>>>

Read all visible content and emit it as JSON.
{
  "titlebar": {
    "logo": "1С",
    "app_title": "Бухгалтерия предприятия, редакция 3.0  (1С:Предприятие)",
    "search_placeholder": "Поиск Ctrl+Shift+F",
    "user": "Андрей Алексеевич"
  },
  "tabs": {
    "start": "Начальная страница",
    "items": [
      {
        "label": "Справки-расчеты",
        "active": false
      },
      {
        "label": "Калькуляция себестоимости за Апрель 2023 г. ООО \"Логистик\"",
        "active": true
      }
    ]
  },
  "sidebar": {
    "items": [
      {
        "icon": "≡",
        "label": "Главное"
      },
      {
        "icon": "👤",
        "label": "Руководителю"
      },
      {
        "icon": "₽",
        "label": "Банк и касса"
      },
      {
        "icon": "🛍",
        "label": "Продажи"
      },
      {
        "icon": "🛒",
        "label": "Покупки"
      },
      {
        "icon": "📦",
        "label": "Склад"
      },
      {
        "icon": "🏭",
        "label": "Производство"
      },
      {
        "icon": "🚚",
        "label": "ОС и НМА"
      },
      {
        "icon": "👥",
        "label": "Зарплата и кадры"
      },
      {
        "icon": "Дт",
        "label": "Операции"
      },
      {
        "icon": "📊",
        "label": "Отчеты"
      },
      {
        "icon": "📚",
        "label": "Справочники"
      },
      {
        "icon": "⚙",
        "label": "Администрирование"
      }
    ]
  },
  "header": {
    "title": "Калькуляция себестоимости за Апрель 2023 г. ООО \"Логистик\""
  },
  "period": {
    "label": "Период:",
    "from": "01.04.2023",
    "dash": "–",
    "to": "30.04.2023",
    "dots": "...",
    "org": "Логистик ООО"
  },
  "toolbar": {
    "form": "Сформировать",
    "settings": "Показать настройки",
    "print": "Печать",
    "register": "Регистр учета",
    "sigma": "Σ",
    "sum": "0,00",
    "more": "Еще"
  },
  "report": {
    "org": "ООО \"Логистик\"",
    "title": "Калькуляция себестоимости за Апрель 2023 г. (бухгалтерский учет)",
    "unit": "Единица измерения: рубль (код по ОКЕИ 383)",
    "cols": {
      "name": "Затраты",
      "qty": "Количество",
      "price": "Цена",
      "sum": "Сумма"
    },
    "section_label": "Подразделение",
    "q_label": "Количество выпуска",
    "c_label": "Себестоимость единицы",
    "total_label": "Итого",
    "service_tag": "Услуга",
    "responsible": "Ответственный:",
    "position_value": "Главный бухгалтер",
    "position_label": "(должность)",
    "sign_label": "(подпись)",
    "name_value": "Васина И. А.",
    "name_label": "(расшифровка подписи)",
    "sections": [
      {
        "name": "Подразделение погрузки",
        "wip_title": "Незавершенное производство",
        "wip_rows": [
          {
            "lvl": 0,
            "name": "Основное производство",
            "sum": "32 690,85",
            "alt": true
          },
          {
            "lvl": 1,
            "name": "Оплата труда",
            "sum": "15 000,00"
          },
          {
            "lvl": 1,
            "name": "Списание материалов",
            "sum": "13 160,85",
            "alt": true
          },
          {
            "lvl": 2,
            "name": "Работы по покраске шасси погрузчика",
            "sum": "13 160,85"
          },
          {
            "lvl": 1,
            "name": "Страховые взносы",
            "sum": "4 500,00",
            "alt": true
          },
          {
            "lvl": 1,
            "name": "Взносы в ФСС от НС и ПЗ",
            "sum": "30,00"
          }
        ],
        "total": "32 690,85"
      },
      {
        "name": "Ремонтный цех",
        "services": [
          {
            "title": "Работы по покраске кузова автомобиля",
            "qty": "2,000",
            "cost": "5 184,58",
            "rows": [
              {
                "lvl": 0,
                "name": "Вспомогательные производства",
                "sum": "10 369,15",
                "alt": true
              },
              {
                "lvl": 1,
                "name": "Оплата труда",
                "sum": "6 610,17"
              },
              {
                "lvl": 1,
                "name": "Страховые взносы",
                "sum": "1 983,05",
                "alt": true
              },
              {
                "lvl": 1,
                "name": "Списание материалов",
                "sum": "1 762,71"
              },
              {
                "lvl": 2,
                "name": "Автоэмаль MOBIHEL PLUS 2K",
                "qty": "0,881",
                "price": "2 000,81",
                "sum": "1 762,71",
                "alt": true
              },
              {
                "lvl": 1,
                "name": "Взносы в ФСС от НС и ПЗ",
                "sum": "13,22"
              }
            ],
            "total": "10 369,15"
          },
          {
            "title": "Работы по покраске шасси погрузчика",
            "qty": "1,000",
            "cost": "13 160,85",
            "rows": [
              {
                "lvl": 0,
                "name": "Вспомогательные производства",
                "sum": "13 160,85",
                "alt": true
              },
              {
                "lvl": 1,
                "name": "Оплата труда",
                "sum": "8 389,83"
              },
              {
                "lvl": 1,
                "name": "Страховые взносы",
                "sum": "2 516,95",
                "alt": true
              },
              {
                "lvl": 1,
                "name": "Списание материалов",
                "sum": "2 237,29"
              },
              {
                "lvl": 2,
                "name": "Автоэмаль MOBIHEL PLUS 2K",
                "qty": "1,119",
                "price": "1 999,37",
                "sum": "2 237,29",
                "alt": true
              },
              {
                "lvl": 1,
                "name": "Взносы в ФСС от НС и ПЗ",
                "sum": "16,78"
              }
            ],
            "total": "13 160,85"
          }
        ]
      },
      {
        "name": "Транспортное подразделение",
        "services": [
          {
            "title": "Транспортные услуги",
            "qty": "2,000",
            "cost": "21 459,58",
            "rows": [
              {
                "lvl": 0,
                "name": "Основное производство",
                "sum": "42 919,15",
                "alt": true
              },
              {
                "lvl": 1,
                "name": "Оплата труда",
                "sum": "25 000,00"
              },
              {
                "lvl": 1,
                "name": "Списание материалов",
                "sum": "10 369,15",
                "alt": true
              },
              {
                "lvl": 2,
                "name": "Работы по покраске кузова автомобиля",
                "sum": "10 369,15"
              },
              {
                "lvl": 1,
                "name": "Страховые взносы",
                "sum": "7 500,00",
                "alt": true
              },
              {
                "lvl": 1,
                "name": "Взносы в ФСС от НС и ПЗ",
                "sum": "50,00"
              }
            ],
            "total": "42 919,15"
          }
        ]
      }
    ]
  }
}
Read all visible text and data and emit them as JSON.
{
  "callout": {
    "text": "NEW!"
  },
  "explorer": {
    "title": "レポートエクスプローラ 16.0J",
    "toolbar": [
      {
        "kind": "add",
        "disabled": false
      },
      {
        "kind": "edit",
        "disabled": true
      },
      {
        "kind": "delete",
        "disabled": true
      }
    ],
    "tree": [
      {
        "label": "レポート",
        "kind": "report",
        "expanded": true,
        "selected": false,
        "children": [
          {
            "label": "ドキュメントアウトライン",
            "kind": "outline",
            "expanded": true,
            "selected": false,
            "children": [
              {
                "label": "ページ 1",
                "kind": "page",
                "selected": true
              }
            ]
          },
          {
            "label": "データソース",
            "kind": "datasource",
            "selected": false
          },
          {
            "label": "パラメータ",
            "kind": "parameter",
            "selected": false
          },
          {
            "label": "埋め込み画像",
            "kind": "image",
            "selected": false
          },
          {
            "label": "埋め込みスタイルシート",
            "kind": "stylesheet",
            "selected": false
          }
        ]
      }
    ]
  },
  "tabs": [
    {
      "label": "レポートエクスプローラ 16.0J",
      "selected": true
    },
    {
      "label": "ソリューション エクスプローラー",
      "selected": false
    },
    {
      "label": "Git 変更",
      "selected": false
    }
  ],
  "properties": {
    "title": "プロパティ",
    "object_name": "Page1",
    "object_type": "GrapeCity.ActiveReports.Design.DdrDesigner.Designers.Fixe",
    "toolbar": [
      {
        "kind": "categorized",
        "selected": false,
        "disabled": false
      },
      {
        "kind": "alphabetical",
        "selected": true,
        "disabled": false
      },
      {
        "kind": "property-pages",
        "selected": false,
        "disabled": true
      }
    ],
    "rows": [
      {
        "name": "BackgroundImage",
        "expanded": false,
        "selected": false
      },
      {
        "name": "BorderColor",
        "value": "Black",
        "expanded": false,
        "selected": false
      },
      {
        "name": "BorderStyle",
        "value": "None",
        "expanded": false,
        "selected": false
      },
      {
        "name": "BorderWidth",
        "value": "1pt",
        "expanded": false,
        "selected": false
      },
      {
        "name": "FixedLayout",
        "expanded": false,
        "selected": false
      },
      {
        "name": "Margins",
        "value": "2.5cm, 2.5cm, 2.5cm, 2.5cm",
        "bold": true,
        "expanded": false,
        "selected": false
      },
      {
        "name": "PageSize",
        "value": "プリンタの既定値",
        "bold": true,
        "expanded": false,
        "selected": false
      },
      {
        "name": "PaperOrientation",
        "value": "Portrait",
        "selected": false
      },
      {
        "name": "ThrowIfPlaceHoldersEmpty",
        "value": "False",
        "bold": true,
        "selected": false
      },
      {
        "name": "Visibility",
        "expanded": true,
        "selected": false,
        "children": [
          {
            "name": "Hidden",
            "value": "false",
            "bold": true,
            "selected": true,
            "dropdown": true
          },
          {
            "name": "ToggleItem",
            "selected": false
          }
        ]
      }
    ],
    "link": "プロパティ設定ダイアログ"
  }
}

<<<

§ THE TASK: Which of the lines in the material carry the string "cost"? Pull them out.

§ RESULT OF THIS EXERCISE:
            "cost": "5 184,58",
            "cost": "13 160,85",
            "cost": "21 459,58",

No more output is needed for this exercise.